The purpose of the Renewable Energy Initiative is to demonstrate the potential for on-farm renewable energy to improve farm net income while enhancing environmental sustainability.
Alternative energy sources would provide farmers with some energy independence while improving the agriculture sector's environmental footprint. Renewable energy is perceived as a major opportunity for farms on Prince Edward Island to reduce their input costs. This initiative is part of the overall effort to increase the competitiveness of the agriculture sector.
There were three components to the program: On-Farm Energy Audit (a pre-requisite for Component 2) Implementation of Renewable Energy System(s)Post Energy Audit (compulsory for those that receive funding under Component 2)
|Renewable Portfolio Standard (Prince Edward Island, Canada)||Prince Edward Island||Renewables Portfolio Standards and Goals||Yes||State/Province||For the calendar year beginning on January 1, 2010 and for each calendar year thereafter, every public utility shall obtain at least 15 percent of the total amount of electric energy that it sells during that calendar year from renewable energy sources.|

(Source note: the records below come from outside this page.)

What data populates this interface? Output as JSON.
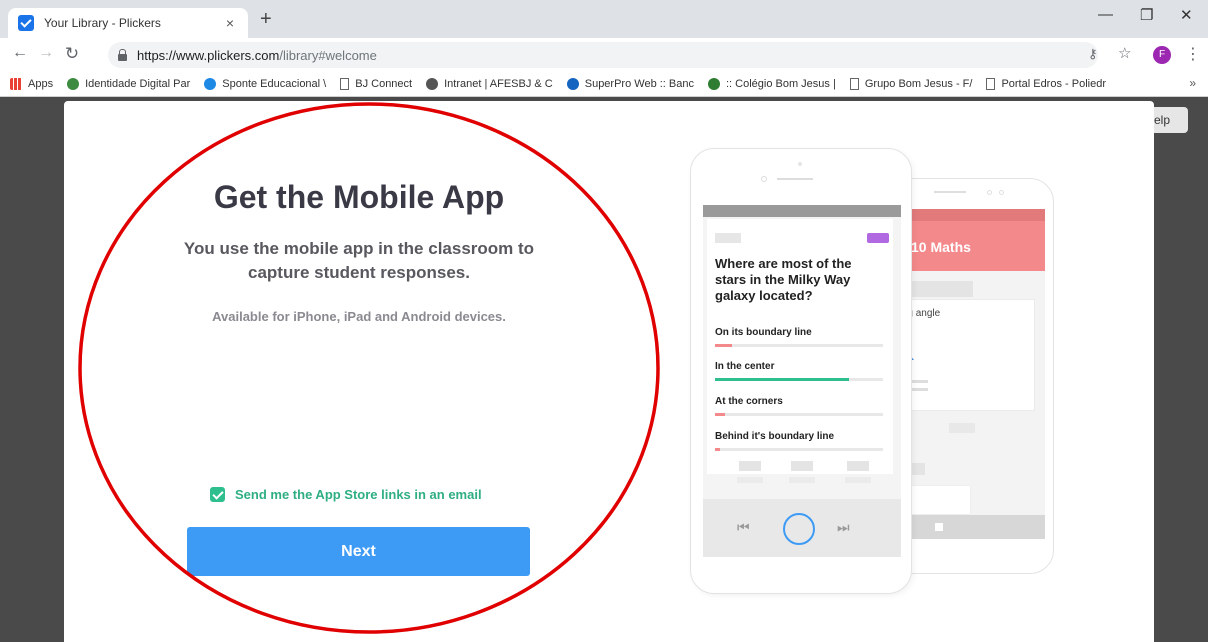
{
  "browser": {
    "tab_title": "Your Library - Plickers",
    "tab_close": "×",
    "new_tab": "+",
    "url_host": "https://www.plickers.com",
    "url_path": "/library#welcome",
    "avatar_letter": "F",
    "win_minimize": "—",
    "win_restore": "❐",
    "win_close": "✕"
  },
  "bookmarks": [
    {
      "label": "Apps",
      "icon": "apps-icon",
      "color": "#e94235"
    },
    {
      "label": "Identidade Digital Par",
      "icon": "leaf-icon",
      "color": "#3d8b40"
    },
    {
      "label": "Sponte Educacional \\",
      "icon": "sponte-icon",
      "color": "#1e88e5"
    },
    {
      "label": "BJ Connect",
      "icon": "page-icon",
      "color": "#ffffff"
    },
    {
      "label": "Intranet | AFESBJ & C",
      "icon": "intranet-icon",
      "color": "#555555"
    },
    {
      "label": "SuperPro Web :: Banc",
      "icon": "superpro-icon",
      "color": "#1565c0"
    },
    {
      "label": ":: Colégio Bom Jesus |",
      "icon": "bomjesus-icon",
      "color": "#2e7d32"
    },
    {
      "label": "Grupo Bom Jesus - F/",
      "icon": "page-icon",
      "color": "#ffffff"
    },
    {
      "label": "Portal Edros - Poliedr",
      "icon": "page-icon",
      "color": "#ffffff"
    }
  ],
  "bookmarks_more": "»",
  "page": {
    "help_label": "elp"
  },
  "modal": {
    "title": "Get the Mobile App",
    "subtitle": "You use the mobile app in the classroom to capture student responses.",
    "availability": "Available for iPhone, iPad and Android devices.",
    "email_checkbox_label": "Send me the App Store links in an email",
    "email_checkbox_checked": true,
    "next_label": "Next"
  },
  "phone_front": {
    "question": "Where are most of the stars in the Milky Way galaxy located?",
    "answers": [
      {
        "label": "On its boundary line",
        "fill": 0.1,
        "color": "#f4898b"
      },
      {
        "label": "In the center",
        "fill": 0.8,
        "color": "#2fbf8e"
      },
      {
        "label": "At the corners",
        "fill": 0.06,
        "color": "#f4898b"
      },
      {
        "label": "Behind it's boundary line",
        "fill": 0.03,
        "color": "#f4898b"
      }
    ],
    "prev_icon": "skip-previous-icon",
    "next_icon": "skip-next-icon"
  },
  "phone_back": {
    "header": "10 Maths",
    "card_text": "d the missing angle"
  },
  "colors": {
    "accent": "#3d9bf5",
    "success": "#2fbf8e",
    "annotation": "#e00000"
  }
}
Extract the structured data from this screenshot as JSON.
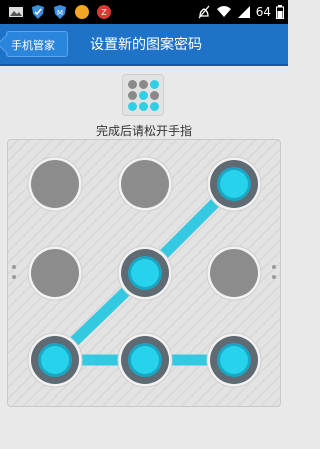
{
  "status_bar": {
    "battery_level": "64",
    "notification_icons": [
      "image-icon",
      "shield-icon",
      "m-shield-icon",
      "orange-circle-icon",
      "z-app-icon"
    ],
    "right_icons": [
      "mute-icon",
      "wifi-icon",
      "signal-icon",
      "battery-icon"
    ]
  },
  "header": {
    "back_label": "手机管家",
    "title": "设置新的图案密码",
    "color": "#1e73c8"
  },
  "pattern_preview": {
    "selected_dots": [
      2,
      4,
      6,
      7,
      8
    ],
    "active_color": "#2fd0e6",
    "inactive_color": "#8a8a8a"
  },
  "hint": "完成后请松开手指",
  "pattern_grid": {
    "rows": 3,
    "cols": 3,
    "selected_path": [
      2,
      4,
      6,
      7,
      8
    ],
    "active_color": "#27d3ec",
    "line_color": "#33c9e0",
    "inactive_color": "#8c8c8c"
  }
}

|EcoAgriculture Biofuels Capital Initiative (ecoABC) (Canada)||Canada||Grant Program||No||Federal||The ecoABC Initiative was a federal $200 million four-year program ending on March 31, 2011 that provided repayable contributions for the construction or expansion of transportation biofuel production facilities. Funding was conditional upon agricultural producer investment in the biofuel projects, and the use of agricultural feedstock to produce the biofuel.|